September 4, 2014 in Medical Technology
Wake Forest Baptist Medical Center, in Winston-Salem, N.C., has posted losses for 2013-2014 fiscal year, ending June 30. It’s the second year in a row Wake Forest reported millions in losses, apparently unable to bounce back from the hit it took over difficulties with its $280 million rollout of its Epic electronic health record system.
While the hospital showed an uptick in the number of patients and increased productivity, it posted a net loss $44.2 million and an operating loss of $78.4 million — the second year in a row of declining income — and an increase of .8 percent in loss over the previous report.
Wake Forest did show signs of recovery. It posted revenues higher than the previous year by about 9 percent.
Adding to the financial struggles, business is down: Inpatient admissions dropped 6.3 percent last year.
The Winston-Salem Journal reported in May 2013 that Wake Forest had launched another round of “multi-million dollar” cost-cutting measures that would last through at least June 30, the end of its 2012-13 fiscal year, related to “fixing Epic revenue issues.”
[See also: Go-live gone wrong.]
Those measures included attempts at volunteer employee furloughs and hour-and-wage reductions, a hiring freeze, a reduction in employer retirement contributions, and elimination of executive incentive bonuses for 2013.
The Journal added that Wake Forest Baptist cited $8 million in “other Epic-related implementation expense” that it listed among “business-cycle disruptions (that) have had a greater-than-anticipated impact on volumes and productivity.” Also listed was $26.6 million in lost margin “due to interim volume disruptions during initial go-live and post go-live optimization.”
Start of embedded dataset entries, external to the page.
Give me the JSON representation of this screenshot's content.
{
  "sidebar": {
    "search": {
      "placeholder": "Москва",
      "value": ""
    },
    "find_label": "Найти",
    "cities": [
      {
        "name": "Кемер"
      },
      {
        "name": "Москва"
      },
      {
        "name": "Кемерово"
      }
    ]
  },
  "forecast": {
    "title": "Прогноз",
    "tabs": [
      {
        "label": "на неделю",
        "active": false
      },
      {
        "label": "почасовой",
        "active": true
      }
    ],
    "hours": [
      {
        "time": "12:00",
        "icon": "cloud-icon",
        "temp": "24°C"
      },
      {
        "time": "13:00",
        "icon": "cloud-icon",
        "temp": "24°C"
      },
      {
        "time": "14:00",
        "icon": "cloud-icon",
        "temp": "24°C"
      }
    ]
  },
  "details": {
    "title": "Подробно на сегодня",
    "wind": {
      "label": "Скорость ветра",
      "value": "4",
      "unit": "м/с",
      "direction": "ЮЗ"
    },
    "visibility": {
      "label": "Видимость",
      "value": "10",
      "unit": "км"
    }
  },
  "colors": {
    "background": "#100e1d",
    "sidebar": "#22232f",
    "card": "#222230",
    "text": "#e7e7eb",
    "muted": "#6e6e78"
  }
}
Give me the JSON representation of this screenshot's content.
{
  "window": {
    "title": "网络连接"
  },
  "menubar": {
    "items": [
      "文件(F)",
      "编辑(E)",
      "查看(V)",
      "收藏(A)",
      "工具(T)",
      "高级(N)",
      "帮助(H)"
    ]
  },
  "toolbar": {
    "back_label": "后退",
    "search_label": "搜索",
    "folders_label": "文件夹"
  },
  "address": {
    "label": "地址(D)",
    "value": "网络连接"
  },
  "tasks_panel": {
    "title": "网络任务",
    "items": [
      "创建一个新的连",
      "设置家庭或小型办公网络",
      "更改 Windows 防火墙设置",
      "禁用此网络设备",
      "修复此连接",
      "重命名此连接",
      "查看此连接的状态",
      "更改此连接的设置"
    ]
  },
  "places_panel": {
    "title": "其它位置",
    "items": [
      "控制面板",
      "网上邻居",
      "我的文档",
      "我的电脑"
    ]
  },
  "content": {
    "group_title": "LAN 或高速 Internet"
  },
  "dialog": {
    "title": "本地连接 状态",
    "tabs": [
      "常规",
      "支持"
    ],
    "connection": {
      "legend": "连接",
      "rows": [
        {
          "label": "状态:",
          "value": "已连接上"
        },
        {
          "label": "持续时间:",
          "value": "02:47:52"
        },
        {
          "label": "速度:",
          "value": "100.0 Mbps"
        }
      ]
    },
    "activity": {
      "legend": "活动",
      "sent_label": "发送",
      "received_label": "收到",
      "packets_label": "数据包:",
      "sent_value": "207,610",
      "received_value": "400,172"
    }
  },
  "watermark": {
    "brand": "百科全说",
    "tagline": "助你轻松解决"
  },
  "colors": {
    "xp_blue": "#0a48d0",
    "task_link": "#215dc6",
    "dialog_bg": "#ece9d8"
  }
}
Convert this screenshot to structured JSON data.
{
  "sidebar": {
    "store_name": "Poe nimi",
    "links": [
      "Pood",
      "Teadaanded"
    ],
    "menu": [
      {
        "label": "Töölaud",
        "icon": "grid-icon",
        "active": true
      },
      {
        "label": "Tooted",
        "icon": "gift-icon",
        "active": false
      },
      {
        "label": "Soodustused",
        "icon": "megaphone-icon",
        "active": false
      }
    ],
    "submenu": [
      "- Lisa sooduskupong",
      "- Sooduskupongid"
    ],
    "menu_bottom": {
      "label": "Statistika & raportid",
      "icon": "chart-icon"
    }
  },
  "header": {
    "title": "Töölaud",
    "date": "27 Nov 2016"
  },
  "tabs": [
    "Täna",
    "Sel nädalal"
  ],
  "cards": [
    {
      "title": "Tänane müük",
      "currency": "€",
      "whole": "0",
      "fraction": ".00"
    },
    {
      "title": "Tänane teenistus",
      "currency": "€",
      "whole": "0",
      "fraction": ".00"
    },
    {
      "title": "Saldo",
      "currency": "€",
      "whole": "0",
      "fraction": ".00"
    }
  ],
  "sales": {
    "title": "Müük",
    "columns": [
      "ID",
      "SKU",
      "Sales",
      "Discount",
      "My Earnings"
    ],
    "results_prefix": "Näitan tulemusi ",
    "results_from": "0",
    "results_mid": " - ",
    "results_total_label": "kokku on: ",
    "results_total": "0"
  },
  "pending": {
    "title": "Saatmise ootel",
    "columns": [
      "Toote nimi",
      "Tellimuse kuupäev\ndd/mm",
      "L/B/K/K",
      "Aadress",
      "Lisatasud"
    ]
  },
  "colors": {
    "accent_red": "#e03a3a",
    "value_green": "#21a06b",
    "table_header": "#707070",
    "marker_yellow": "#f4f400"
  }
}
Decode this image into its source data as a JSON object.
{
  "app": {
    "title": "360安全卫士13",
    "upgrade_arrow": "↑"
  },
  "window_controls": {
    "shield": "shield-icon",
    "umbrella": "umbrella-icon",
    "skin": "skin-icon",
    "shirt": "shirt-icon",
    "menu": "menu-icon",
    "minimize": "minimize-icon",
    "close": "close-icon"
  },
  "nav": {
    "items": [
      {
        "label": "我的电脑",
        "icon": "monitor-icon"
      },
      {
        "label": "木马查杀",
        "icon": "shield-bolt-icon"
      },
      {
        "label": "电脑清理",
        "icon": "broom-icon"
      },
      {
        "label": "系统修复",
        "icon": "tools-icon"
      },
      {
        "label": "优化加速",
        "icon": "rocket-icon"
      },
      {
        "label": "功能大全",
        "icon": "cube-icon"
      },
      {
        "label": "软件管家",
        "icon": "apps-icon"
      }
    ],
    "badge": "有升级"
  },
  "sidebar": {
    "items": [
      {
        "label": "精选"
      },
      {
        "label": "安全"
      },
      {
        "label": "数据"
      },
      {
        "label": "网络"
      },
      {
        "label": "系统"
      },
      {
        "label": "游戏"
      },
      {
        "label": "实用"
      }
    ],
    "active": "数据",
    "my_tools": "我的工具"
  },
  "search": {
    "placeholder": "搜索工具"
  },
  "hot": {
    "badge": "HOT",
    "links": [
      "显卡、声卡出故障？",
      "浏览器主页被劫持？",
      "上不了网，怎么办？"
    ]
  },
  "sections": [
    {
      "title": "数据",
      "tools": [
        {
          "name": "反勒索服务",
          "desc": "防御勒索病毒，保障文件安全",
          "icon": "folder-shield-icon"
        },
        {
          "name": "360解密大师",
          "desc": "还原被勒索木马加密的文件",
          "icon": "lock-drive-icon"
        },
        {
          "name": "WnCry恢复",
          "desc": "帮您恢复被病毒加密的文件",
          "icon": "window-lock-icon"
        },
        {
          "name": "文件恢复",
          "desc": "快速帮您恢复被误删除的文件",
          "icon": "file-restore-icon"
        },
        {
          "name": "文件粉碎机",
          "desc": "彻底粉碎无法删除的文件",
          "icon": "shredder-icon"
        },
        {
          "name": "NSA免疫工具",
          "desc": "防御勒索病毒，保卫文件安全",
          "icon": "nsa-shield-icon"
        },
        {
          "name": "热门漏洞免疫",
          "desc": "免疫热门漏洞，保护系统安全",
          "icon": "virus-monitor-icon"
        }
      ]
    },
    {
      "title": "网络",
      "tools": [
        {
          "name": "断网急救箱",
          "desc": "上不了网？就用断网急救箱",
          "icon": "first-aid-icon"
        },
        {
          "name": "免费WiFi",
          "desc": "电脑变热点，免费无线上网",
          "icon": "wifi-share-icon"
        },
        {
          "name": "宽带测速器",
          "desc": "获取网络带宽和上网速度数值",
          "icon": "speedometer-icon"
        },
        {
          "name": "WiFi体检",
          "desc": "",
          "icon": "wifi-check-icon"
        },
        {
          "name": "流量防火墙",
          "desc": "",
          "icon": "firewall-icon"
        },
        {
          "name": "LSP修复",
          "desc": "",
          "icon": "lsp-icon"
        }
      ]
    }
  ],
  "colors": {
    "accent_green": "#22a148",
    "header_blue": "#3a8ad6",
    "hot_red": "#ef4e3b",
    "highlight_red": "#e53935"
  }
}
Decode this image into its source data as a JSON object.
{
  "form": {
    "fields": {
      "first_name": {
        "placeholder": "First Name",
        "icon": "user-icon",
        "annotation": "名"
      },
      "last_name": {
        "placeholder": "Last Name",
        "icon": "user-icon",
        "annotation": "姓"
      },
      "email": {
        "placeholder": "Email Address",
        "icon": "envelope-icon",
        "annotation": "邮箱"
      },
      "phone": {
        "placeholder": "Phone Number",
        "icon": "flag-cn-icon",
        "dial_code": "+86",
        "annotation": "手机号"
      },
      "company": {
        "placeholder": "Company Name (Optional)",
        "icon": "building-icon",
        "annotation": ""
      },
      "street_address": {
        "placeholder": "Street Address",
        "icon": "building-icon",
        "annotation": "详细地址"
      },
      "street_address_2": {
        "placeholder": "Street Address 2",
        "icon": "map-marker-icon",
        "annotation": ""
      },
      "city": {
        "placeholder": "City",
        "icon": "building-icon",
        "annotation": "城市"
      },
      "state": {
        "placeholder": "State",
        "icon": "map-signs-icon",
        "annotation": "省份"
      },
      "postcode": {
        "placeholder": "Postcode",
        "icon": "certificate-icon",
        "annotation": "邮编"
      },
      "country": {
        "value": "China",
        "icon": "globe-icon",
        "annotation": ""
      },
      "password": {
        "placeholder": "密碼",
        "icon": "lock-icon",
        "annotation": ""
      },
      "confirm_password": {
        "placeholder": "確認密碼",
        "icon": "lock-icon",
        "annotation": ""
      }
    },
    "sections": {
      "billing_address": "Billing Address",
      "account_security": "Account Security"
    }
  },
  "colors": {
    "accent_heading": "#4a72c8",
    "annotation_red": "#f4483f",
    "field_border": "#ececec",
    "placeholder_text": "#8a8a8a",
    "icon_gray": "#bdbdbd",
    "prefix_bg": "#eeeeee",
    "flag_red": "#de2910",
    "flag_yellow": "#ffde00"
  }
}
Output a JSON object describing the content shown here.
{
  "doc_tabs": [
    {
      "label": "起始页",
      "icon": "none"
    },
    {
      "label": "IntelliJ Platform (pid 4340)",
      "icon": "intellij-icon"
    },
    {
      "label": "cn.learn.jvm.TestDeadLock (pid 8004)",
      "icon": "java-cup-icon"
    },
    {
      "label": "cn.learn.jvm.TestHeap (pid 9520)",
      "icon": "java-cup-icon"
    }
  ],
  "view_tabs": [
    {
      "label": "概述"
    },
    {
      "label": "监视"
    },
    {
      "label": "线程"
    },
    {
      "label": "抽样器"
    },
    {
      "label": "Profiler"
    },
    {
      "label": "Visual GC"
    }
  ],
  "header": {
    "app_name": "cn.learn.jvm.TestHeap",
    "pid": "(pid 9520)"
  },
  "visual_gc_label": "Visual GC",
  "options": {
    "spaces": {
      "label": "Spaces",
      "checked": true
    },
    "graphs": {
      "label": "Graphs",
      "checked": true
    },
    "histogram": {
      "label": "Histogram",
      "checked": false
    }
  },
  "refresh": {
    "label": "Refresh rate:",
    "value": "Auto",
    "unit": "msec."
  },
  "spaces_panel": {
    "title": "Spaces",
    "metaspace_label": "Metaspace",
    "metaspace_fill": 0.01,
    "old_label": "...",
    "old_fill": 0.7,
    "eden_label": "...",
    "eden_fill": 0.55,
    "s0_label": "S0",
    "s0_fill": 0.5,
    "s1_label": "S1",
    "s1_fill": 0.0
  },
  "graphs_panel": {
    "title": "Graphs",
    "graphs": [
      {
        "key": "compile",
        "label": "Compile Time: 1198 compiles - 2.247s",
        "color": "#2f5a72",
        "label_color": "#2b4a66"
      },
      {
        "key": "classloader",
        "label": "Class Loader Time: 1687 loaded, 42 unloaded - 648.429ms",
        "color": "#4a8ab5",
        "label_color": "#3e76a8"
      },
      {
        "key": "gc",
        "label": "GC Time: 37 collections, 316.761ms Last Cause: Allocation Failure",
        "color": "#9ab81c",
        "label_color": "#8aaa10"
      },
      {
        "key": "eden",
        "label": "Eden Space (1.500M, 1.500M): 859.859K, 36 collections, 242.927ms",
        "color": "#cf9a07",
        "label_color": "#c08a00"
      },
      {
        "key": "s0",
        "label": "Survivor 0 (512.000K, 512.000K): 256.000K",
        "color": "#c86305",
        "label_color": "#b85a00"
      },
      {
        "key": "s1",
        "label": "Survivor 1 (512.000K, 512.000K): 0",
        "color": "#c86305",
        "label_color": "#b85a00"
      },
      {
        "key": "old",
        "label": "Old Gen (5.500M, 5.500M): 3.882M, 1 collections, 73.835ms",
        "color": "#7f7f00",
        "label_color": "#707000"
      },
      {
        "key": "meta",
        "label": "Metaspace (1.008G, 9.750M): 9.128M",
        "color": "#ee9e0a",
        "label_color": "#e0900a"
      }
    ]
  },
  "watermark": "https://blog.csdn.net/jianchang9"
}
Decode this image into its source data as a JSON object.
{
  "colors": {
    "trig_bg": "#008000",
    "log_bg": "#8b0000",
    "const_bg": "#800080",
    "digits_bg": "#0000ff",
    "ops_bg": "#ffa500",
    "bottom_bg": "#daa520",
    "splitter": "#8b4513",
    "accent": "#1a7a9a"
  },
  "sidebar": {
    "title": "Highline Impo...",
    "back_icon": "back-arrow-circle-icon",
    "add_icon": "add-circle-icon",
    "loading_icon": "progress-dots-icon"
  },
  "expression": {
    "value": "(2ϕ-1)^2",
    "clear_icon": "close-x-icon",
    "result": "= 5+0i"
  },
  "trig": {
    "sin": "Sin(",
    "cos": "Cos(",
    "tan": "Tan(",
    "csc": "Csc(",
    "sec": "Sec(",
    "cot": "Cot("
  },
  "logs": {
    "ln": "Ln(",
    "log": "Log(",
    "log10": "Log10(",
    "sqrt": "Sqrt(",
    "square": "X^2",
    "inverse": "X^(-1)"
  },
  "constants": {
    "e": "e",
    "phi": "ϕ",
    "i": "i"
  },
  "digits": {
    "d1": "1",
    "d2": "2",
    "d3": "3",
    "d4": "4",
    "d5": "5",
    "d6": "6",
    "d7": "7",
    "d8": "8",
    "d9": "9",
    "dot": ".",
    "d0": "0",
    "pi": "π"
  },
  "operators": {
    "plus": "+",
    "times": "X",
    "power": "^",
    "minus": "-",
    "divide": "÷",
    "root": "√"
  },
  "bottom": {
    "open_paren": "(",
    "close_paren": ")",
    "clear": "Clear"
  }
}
Wake Forest Baptist attributed some of its operating loss in its 2012-13 fiscal year to projected revenue that had been delayed related to problems rolling out Epic, particularly with billing, procedure coding and collections.